While feeding the herd across the river, I noticed the alder trees by the river getting their familiar red spring tinge.
The trees had been dull and lifeless all winter long since they lost their leaves in the fall.
It seems like a long time coming but the alders turning hue is a very good indicator that the trees are coming out of winter dormancy.
The color doesn’t come from new leaves emerging, that comes a little later in the season. The red comes from the catkins that will soon be the pollen delivery system for the area.
The picture also shows a couple of under-developed cones still on the tree from last year, hanging on until they rot away.
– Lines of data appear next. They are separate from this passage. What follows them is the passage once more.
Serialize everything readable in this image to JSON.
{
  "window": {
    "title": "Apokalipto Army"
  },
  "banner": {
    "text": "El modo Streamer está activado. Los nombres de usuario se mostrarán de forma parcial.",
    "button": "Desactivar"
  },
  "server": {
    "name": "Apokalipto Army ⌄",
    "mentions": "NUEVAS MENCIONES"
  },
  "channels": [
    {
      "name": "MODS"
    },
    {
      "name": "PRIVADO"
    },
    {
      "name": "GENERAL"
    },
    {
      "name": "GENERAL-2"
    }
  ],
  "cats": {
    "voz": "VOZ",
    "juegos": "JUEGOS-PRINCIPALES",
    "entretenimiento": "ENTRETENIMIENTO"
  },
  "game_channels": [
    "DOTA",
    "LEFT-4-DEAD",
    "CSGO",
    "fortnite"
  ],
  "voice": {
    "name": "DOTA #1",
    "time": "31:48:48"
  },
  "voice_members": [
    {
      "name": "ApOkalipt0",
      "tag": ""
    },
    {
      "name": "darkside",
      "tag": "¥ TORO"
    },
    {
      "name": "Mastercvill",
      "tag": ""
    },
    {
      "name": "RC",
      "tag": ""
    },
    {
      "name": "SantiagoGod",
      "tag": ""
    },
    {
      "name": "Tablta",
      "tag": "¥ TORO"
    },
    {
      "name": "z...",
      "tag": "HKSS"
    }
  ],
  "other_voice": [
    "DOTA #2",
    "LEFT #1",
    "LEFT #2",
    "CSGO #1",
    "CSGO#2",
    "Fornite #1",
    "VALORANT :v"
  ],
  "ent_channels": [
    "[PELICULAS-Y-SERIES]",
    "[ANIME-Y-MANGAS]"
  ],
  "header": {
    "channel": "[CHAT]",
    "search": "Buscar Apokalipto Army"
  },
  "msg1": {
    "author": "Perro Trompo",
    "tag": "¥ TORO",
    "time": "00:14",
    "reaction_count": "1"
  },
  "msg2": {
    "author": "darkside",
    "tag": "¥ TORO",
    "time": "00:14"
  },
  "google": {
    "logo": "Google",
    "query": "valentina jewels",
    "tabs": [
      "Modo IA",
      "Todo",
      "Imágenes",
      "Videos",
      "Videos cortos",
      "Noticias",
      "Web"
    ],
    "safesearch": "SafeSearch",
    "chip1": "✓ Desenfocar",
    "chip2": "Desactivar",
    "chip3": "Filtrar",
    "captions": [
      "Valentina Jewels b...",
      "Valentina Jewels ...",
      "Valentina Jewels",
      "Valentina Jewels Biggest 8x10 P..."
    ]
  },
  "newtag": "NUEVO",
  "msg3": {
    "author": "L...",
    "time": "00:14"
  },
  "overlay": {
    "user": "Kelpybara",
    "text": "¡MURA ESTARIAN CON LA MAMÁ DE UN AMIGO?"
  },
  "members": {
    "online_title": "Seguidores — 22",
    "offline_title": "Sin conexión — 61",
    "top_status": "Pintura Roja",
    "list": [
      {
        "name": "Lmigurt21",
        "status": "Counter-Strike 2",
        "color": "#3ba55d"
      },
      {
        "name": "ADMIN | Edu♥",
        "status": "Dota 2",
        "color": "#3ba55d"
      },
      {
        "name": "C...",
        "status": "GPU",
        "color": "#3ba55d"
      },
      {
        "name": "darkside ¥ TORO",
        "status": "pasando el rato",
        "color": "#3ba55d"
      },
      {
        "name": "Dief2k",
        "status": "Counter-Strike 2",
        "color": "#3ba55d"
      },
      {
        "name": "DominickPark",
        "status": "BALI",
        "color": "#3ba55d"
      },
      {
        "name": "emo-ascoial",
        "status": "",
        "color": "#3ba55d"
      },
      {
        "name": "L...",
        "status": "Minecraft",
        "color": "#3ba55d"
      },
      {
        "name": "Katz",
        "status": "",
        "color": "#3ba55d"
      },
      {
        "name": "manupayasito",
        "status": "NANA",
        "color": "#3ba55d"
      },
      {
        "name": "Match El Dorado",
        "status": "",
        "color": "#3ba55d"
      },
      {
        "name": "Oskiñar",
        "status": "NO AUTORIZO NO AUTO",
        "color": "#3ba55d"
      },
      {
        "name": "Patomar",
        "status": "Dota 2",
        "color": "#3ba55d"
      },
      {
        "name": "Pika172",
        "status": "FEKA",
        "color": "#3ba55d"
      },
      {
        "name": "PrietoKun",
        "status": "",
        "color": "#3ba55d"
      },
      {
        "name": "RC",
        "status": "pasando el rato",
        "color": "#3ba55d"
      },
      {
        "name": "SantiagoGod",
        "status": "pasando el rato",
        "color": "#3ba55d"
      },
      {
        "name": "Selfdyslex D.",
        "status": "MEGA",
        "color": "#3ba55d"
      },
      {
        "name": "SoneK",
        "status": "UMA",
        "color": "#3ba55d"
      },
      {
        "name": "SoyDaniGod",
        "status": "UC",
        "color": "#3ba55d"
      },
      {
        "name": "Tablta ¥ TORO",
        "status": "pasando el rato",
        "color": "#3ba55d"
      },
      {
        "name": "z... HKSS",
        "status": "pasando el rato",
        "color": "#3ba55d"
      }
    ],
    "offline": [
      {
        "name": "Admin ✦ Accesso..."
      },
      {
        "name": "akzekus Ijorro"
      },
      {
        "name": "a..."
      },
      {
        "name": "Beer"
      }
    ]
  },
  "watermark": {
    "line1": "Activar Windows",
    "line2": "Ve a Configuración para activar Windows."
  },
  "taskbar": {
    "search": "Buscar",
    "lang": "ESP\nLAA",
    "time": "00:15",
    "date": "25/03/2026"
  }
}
I just had to post this picture that was taken during the late February snow event that lasted more than a week. This image was just to pretty not to share.
Soon all the cold will be gone and the year will be zooming by, but for a few moments the farm stood still as in contemplation of the beauty and glory of nature at its finest.
It reminds me of a cupboard door with a squeaky hinge. The sound came from high above me this day while I was out working in the barn.
I knew in an instant that it was a Bald Eagle calling but I could not see the bird. I had to walk out past the barn to view it sitting up there in one of the tall trees near the bridge. The eagle was perched at the tippy-top of the twin fir and squeaking like crazy. Before long the squeaking stopped and I saw that the eagle had been joined by a second.
Apparently, Number 1 was lonely and had been calling for Number 2.
The pair hung out this way for nearly an hour before heading off to cruise the river in search of prey.
It is such a joy to witness these massive birds as they monitor the river and the farm, cleaning up decay and keeping rodents in check are vital tasks for the health of the area.
We picked up our first load of seedlings to plant along the riparian zone of the Nehalem River.
The dark colored box contains cedars but we also loaded up spruce, alder, hemlock, white (grand) fir and dogwood.
The seedlings are potted in 12 inch plastic pots. It takes quite a hole to make sure each tree is planted deep enough to keep the tender roots growing in the correct direction. ‘J’ rooting causes the trees to fail when the tops get larger than the stunted roots can hold, from plantings 10 years to 30 years old. Whole sections of forest can fail at the same time if the roots were not planted carefully.
The weather forecast calls for a drying and cold east wind so the planting needs to be completed in a hurry to get the trees safely in the ground before they freeze or dry out from exposure to the Columbia River Gorge wind that tunnels the cold winter air our direction.
The river has been staying up most of the week even though we have had several dry days interspersed with the down pours.
In the far ground you can see a small waterfall, that is actually water draining out of the hay field from the natural slopes of our not-so-flat ground.
It feels like typical fall with all the moisture and cooler weather, we have been seeing an increase in the bald eagles scouting along the river in search of the ocean salmon returning to their spawning ground.
Could it be that true winter could be far behind?
We had not noticed it right away, but the main herd split into two groups during the night. Some of the more adventuresome critters made their way across the Nehalem that was running high from the week of rain we had just gone through. Luckily, none of the younger animals tried to cross and stayed safely on the far side.
At this crossing where the river bends, the cows seem to have little to no problem crossing from the far side to the road side of the river. Going back across the swift water seems to be tougher for them and they are more hesitant. They find it harder to gain purchase on the slick rocky bottom as their backsides get pushed downstream as they cross. Cows can swim, but rushing water can carry them away if they miss-step and lose contact with the river rock. One cow did drift downstream a ways before getting her footing back.
With the thought of breakfast on their minds, the wayward cattle began to advance through the quick water. The herd sire, Renaissance, was holding back at the edge of the river. Predominately the last one to join the herd, he makes sure there are no missing stragglers from the group before catching up to the rest of the herd.
Most of the cows had made it across before the herd sire got into the water. With Renaissance weighing in at about 2400 lbs the river doesn’t push him around quite as much as the cows that weigh a ton or less.
This little adventure did not bother the half herd, and they were able to join with the others quickly for hay that had been put into the round feeders on the correct side of the river.
It was only a few weeks ago when I was posting pictures of the beautiful fall leaves and the quiet Nehalem River. After the week of rain we just experienced, most of the color has washed out of any of the remaining leaves and the river is running the full span of the bridge.
I know the ocean-going salmon are there spawning because the bald eagles are keeping a close eye on the river. While the river is high like this, they can only sit in the tall fir trees and wait when they are not flying the route of the river.
As the water begins to recede and the muddiness of the water clears, the eagles will once again have a chance to snag the carcasses of the spawned-out salmon. The eggs will have already been fertilized and the eagles are happy to scoop up the dead salmon keeping the water clean and healthy.